- Name: Peter G. Fuerst, Ph.D.
- Institution: University of Idaho
- Department: Biology
- Phone: 208-885-7512
- Email: firstname.lastname@example.org
- Website: https://www.uidaho.edu/sci/biology/people/faculty/fuerst
Summary: Development of the nervous system requires that the various cells that make up neural tissues are able to recognize their location and the appropriate cells with which to interact with. This cellular recognition involves a balance of cell adhesion and repulsion that is critical for many aspects of neural development. For example, neurons must extend dendritic arbors of the appropriate size and shape, have cell bodies that are appropriately spaced from other cells of the same type, and make functional contacts with their appropriate synaptic partners. Establishing these parameters requires that the cells be able to recognize themselves (for dendrite arborization), their homotypic neighbors (for cell spacing), and their pre- and postsynaptic targets (for synaptogenesis). Defects in any of these processes can impact the receptive field properties of a class of neurons and subsequently alter the function of the circuits to which they belong. My lab is attempting to identify and understand the molecular cues that promote development of the nervous system by studying mice that have mutations in recognition factors and that express fluorescent markers that label specific neural cell types.
Minimum classes: A course specifically in the area of anatomy and physiology or developmental biology

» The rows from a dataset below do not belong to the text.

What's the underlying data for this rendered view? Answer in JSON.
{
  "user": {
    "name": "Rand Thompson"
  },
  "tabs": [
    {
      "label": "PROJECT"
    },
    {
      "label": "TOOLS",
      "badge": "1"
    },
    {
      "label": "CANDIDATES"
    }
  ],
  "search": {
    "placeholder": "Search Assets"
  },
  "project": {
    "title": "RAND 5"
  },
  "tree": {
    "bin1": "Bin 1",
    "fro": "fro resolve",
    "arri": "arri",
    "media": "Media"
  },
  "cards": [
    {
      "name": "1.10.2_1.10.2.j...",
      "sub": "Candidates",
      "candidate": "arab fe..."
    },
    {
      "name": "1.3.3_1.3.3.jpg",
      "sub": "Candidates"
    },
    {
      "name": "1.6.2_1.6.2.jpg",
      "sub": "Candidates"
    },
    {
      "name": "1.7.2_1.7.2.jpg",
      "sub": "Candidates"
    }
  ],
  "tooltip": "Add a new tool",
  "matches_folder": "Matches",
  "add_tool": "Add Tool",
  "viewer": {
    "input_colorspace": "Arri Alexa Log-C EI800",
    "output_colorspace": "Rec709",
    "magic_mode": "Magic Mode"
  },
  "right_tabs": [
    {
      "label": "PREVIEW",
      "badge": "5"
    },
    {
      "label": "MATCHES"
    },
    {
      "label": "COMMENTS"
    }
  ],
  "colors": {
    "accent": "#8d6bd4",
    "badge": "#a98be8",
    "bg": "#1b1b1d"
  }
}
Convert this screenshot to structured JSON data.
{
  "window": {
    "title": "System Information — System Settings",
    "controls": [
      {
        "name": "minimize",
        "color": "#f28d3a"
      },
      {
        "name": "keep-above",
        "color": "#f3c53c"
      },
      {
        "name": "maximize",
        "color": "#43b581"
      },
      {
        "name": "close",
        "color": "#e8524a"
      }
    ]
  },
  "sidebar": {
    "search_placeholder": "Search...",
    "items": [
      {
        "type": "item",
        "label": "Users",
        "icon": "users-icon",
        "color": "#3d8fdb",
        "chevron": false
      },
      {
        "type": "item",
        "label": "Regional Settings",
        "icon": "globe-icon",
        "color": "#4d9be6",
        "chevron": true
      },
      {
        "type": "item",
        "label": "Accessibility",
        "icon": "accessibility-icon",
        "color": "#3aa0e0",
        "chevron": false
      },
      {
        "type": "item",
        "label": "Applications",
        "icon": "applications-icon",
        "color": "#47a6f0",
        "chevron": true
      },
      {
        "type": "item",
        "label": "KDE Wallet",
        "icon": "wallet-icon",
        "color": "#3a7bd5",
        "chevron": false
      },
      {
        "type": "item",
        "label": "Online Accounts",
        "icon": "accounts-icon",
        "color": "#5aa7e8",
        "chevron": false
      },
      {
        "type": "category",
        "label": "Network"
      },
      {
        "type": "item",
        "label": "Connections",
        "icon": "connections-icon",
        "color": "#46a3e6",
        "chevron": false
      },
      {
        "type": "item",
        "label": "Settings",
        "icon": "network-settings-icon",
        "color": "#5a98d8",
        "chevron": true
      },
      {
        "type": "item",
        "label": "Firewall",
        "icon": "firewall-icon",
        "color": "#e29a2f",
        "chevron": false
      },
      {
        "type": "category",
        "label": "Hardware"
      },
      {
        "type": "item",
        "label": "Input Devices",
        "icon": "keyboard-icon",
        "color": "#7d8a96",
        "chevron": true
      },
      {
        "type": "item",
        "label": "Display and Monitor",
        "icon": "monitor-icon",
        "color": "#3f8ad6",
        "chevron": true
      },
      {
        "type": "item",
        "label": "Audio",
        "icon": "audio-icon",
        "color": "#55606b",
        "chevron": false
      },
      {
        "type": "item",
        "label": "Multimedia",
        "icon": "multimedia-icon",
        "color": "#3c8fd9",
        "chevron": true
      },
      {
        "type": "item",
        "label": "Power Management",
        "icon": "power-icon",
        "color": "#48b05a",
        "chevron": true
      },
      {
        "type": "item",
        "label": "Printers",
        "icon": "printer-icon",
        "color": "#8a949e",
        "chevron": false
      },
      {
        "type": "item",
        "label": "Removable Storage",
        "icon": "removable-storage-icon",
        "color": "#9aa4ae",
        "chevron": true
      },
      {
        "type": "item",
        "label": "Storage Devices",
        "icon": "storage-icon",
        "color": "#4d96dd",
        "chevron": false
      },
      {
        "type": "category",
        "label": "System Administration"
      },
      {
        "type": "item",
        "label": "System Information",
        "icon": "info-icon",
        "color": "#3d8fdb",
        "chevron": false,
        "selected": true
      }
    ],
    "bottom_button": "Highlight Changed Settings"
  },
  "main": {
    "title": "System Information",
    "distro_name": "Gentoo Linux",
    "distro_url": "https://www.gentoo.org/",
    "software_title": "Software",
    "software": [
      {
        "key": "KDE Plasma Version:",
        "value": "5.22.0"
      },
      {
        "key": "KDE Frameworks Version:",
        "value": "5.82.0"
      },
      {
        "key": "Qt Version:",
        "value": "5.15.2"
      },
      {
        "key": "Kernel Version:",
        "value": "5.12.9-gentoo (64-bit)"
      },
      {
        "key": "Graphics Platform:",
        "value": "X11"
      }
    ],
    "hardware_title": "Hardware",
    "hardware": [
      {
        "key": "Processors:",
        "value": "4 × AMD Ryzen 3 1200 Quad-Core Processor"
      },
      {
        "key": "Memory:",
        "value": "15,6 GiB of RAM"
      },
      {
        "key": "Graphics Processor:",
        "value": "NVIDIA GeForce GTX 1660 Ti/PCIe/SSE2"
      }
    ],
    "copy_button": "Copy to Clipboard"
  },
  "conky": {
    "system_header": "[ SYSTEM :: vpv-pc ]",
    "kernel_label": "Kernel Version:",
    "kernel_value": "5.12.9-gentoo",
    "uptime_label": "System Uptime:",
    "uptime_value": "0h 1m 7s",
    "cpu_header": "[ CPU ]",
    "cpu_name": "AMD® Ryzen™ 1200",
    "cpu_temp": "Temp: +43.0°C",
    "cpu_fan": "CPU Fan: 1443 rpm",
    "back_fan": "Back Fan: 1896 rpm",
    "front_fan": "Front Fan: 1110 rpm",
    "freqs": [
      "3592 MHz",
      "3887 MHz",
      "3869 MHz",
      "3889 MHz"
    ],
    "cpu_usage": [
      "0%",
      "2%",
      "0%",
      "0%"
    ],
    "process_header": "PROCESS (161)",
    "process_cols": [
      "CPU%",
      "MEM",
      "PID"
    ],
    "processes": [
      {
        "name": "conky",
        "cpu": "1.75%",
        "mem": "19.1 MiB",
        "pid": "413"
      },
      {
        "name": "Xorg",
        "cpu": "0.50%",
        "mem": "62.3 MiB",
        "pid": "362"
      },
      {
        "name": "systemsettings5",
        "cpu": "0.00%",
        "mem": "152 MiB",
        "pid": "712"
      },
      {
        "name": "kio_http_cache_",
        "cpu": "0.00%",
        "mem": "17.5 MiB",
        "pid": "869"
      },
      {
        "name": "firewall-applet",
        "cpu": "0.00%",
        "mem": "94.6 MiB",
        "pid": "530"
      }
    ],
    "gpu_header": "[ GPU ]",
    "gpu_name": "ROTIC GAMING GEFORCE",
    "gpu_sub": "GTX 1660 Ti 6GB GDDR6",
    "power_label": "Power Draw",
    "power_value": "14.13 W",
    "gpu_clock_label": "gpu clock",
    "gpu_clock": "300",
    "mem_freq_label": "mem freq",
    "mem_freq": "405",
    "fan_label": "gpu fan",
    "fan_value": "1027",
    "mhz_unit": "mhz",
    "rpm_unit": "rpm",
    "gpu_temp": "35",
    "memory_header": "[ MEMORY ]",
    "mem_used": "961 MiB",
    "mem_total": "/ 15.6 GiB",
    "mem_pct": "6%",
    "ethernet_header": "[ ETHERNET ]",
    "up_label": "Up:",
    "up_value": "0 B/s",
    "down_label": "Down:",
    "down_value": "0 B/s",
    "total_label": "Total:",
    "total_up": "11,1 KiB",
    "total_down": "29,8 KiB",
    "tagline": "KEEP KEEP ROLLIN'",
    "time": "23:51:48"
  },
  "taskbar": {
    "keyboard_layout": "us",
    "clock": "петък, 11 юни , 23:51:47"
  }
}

Projects: Development of the nervous system initially involves the rapid growth and connection of neurons. As the nervous system matures this ability to make new connections, termed plasticity, decreases. This allows for stable connections to form but also prevents healing of the neural tissues after damage. We are interested in signaling pathways to that regulate the ability of neurons to make new connections. We utilize a mix of approaches including mouse genetics, microbiology, histology, and genetics to better understand these signaling pathways. Student background should include the ability to work hard, curiosity, interest in basic science but no specific preparatory class work.